THE Productive Partnerships in Agriculture Project (PPAP) is been asked to set up coffee storage houses for farmers at several serviceable airstrips in Simbai and Kovon areas of Middle Ramu, Madang Province.
The storage capacity for one shed will be 200 coffee bags and one will cost around K50,000 to build.
“Lack of road and market access continue to remain a hindrance, not only for the farmers, but also for the general population in these two remotely located areas.
“We will discuss with the Diocese of Aipo Rong – Anglican Church of PNG (ACPNG) as our Lead Partner implementing the coffee rehabilitation activities with farmers in these LLGs as a way forward.
“The growers can’t earn a fair price for their hard work despite our effort to improve coffee gardens with distribution of tools and training on best practices,” said project manager Potaisa Hombunaka.
The only way in and out of Simbai and Kovon is by small MAF planes which use eight mountaintop airstrips.
This storage sheds will:
- HELP coffee farmers deliver parchment coffee to a central location for potential buyers including coffee processors and exporters;
- CREATE and mobilise interest among stakeholders for the setting up of coffee processing mills in Simbai and Kovon to buy directly from growers.
- GIVE growers the opportunity to negotiate a better or fair price;
- MONITOR and record coffee production efficiently from these locations;
- STRENGTHEN farmer groups or growers’ cooperatives to work together;
- ENCOURAGE and develop group marketing concept among growers and cooperatives to sell green bean coffee directly overseas for a premium price, etc.
Project coordinator for ACPNG Vincent Kaniemba has started the process by talking with a traditional landowner at Dusin airstrip to make available a portion of land for construction of the first storage shed should PPAP fund the shed under its Infrastructure Market Access component.
Mr Kaniemba, who coordinated the CIC-PPAP team recently for 9-day visit into the mountains of Simbai and Kovon, said growers will continue to carry coffee bags and walk two to three hours to these storage sheds.
“This is the least we can do to ease the hardship or struggles farmers here are facing until such time a road connects them to either Mt Hagen or Madang,” he said.
Coffee remains the main source of income for the people. But because of air freight costs they currently sell their parchment coffee to middle men or agents at a very low price of between K1.70 and K2.30 per kilogram.

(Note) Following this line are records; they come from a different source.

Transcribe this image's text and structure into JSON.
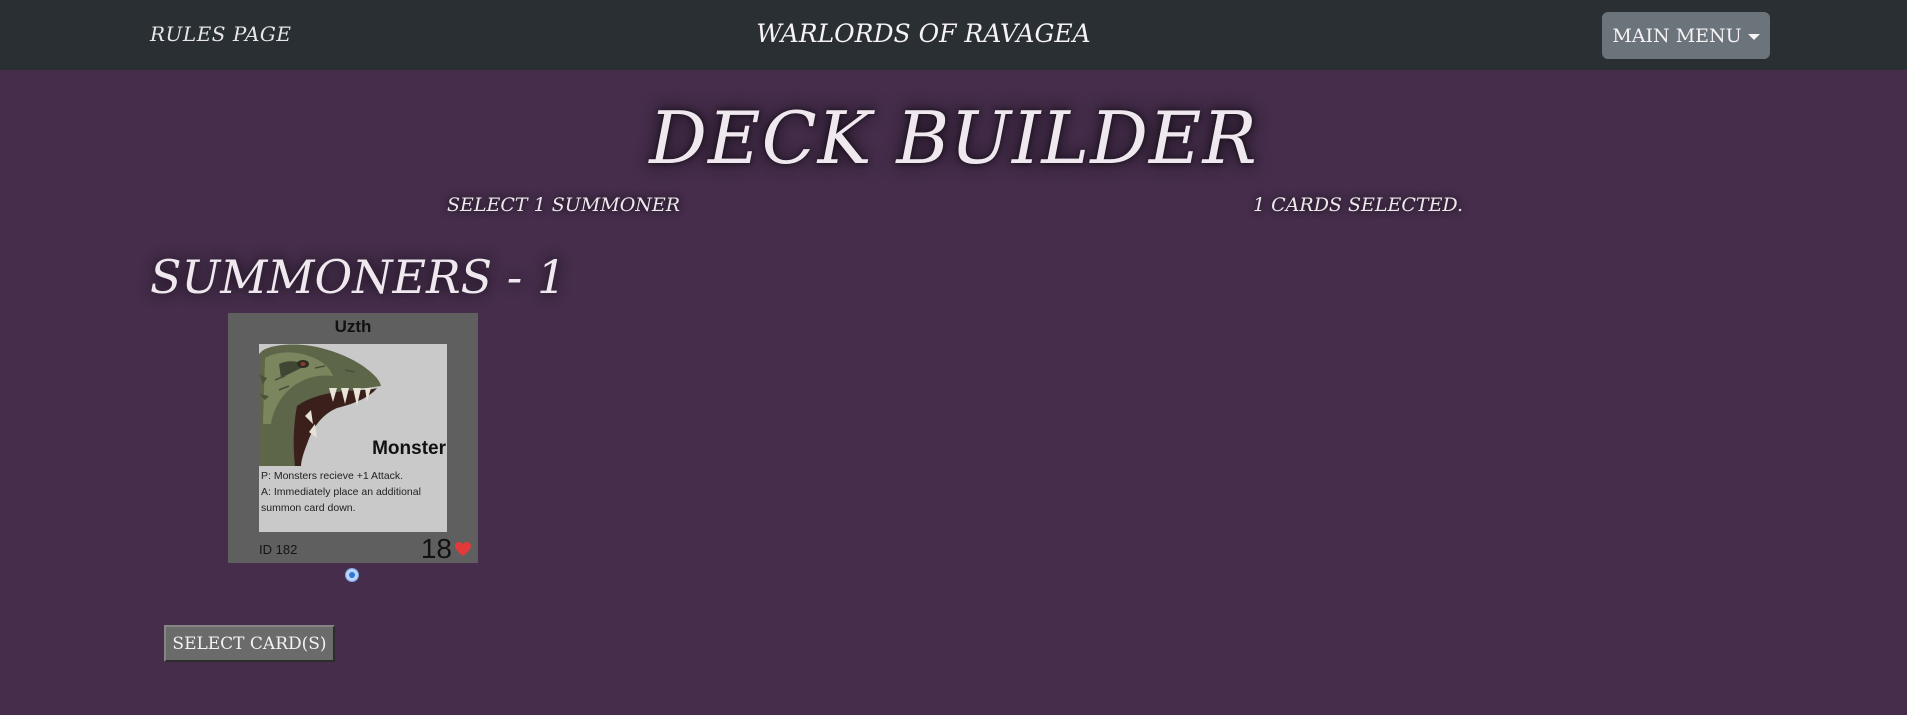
{
  "nav": {
    "rules_link": "Rules Page",
    "brand": "Warlords of Ravagea",
    "main_menu": "Main Menu",
    "caret_icon": "caret-down-icon"
  },
  "page": {
    "title": "Deck Builder",
    "instruction": "Select 1 Summoner",
    "selection_status": "1 cards selected."
  },
  "section": {
    "title": "Summoners - 1"
  },
  "cards": [
    {
      "name": "Uzth",
      "type": "Monster",
      "art_icon": "dragon-head-icon",
      "passive": "P: Monsters recieve +1 Attack.",
      "ability": "A: Immediately place an additional summon card down.",
      "id_label": "ID 182",
      "health": "18",
      "health_icon": "heart-icon",
      "selected": true
    }
  ],
  "actions": {
    "select_button": "Select Card(s)"
  },
  "colors": {
    "background": "#452d4b",
    "navbar": "#2a2f33",
    "menu_button": "#6b737b",
    "card_frame": "#5f5f5f",
    "card_face": "#c9c9c9",
    "heart": "#e23a3a"
  }
}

The latest weekly factory door price issued by CIC for class 1 parchment coffee is K4.87 per kg and K3.83 per kg for class 2 coffee.